→ **PROBLEM DESCRIPTION**:
Return each line of the entries that mentions the word "title".

[Excerpts from a dataset]

== == ==

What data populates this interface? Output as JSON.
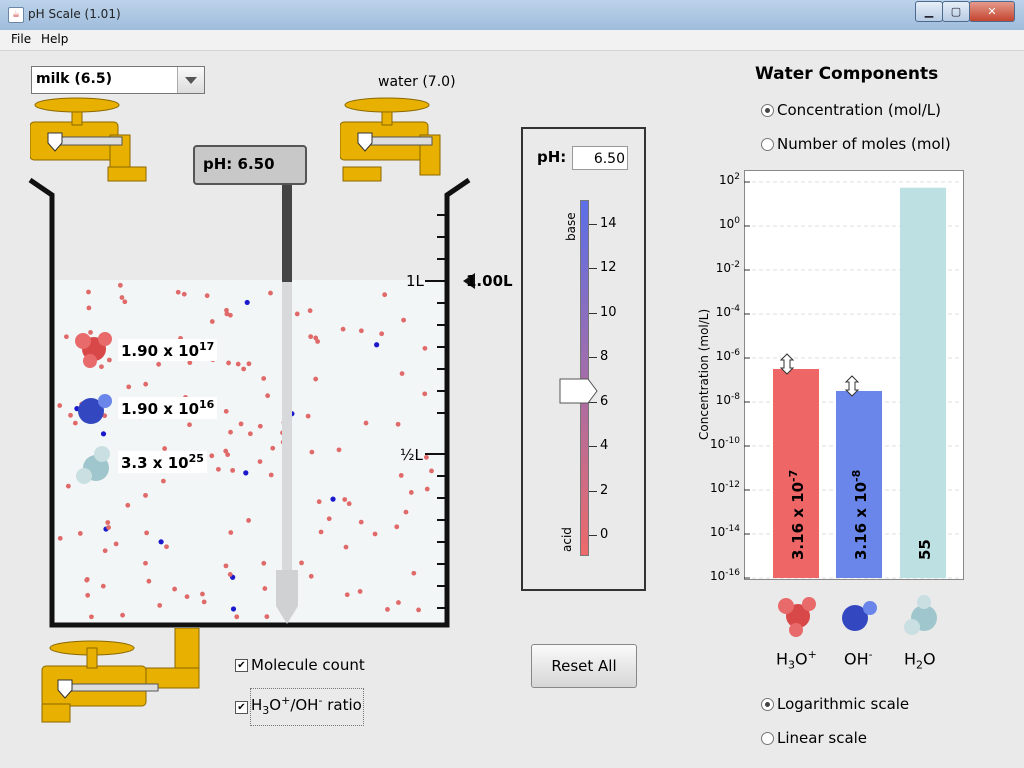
{
  "window": {
    "title": "pH Scale (1.01)"
  },
  "menu": {
    "items": [
      "File",
      "Help"
    ]
  },
  "solution": {
    "selected": "milk (6.5)",
    "water_faucet_label": "water (7.0)"
  },
  "probe": {
    "reading": "pH: 6.50"
  },
  "beaker": {
    "volume_label": "1.00L",
    "mark_1l": "1L",
    "mark_half": "½L"
  },
  "molecule_counts": {
    "h3o": {
      "mantissa": "1.90 x 10",
      "exponent": "17"
    },
    "oh": {
      "mantissa": "1.90 x 10",
      "exponent": "16"
    },
    "h2o": {
      "mantissa": "3.3 x 10",
      "exponent": "25"
    }
  },
  "slider": {
    "label": "pH:",
    "value": "6.50",
    "top_label": "base",
    "bottom_label": "acid",
    "ticks": [
      "14",
      "12",
      "10",
      "8",
      "6",
      "4",
      "2",
      "0"
    ],
    "ph_level": 6.5
  },
  "options": {
    "molecule_count_label": "Molecule count",
    "molecule_count_checked": true,
    "ratio_label_h3o": "H",
    "ratio_label_sub": "3",
    "ratio_label_o": "O",
    "ratio_label_plus": "+",
    "ratio_label_oh": "/OH",
    "ratio_label_minus": "-",
    "ratio_label_ratio": " ratio",
    "ratio_checked": true
  },
  "reset_button": "Reset All",
  "water_components": {
    "title": "Water Components",
    "radio_concentration": "Concentration (mol/L)",
    "radio_moles": "Number of moles (mol)",
    "radio_log": "Logarithmic scale",
    "radio_linear": "Linear scale",
    "selected_units": "concentration",
    "selected_scale": "log"
  },
  "chart_data": {
    "type": "bar",
    "ylabel": "Concentration (mol/L)",
    "scale": "log",
    "ylim_exponents": [
      -16,
      2
    ],
    "y_tick_exponents": [
      "2",
      "0",
      "-2",
      "-4",
      "-6",
      "-8",
      "-10",
      "-12",
      "-14",
      "-16"
    ],
    "categories": [
      "H3O+",
      "OH-",
      "H2O"
    ],
    "values": [
      3.16e-07,
      3.16e-08,
      55
    ],
    "value_labels": [
      {
        "mantissa": "3.16 x 10",
        "exponent": "-7"
      },
      {
        "mantissa": "3.16 x 10",
        "exponent": "-8"
      },
      {
        "mantissa": "55",
        "exponent": ""
      }
    ],
    "colors": [
      "#ee6666",
      "#6a86ea",
      "#bde0e3"
    ],
    "category_labels": [
      {
        "base": "H",
        "sub": "3",
        "tail": "O",
        "sup": "+"
      },
      {
        "base": "OH",
        "sub": "",
        "tail": "",
        "sup": "-"
      },
      {
        "base": "H",
        "sub": "2",
        "tail": "O",
        "sup": ""
      }
    ]
  }
}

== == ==

→ **EXPECTED OUTPUT**:
    "title": "pH Scale (1.01)"
    "title": "Water Components",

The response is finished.